● **Work required**
Your task is to copy each line of the material that includes "name".

- - -

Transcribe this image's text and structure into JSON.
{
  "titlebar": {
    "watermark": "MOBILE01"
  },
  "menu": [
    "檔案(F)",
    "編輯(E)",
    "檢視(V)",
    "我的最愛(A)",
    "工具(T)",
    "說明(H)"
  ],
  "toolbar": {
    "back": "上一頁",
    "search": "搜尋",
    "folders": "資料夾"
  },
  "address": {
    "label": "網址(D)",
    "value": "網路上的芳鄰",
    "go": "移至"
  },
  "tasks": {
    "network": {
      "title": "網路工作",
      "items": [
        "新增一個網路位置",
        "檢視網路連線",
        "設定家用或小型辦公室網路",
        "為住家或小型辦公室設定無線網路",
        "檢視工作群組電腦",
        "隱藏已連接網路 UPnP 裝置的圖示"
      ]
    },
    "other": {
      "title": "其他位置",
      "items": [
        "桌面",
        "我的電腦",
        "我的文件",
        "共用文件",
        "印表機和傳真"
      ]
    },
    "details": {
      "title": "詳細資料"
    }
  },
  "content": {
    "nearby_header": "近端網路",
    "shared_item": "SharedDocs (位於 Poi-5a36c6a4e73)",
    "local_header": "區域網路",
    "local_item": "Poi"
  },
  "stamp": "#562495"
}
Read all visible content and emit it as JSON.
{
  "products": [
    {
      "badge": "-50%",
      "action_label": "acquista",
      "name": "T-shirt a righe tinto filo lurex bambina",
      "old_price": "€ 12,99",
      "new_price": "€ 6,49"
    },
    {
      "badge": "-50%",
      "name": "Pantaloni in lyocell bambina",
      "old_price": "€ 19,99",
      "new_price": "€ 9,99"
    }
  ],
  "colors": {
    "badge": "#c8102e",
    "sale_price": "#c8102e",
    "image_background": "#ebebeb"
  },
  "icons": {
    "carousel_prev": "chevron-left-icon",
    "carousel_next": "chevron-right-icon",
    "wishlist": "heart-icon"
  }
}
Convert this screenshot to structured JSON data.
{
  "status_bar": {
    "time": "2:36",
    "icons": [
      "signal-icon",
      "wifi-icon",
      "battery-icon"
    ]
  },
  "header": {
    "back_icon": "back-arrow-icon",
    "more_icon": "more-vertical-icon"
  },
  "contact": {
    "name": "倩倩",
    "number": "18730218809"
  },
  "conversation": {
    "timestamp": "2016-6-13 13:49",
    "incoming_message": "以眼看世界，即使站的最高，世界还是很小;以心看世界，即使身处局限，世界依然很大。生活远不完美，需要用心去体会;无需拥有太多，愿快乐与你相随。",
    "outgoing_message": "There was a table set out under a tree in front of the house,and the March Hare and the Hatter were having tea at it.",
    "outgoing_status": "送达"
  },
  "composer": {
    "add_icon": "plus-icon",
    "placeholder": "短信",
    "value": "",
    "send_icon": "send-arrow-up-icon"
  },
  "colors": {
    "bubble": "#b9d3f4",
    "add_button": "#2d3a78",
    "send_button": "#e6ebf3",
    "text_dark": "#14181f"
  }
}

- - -

● **Answer area**
      "name": "T-shirt a righe tinto filo lurex bambina",
      "name": "Pantaloni in lyocell bambina",
    "name": "倩倩",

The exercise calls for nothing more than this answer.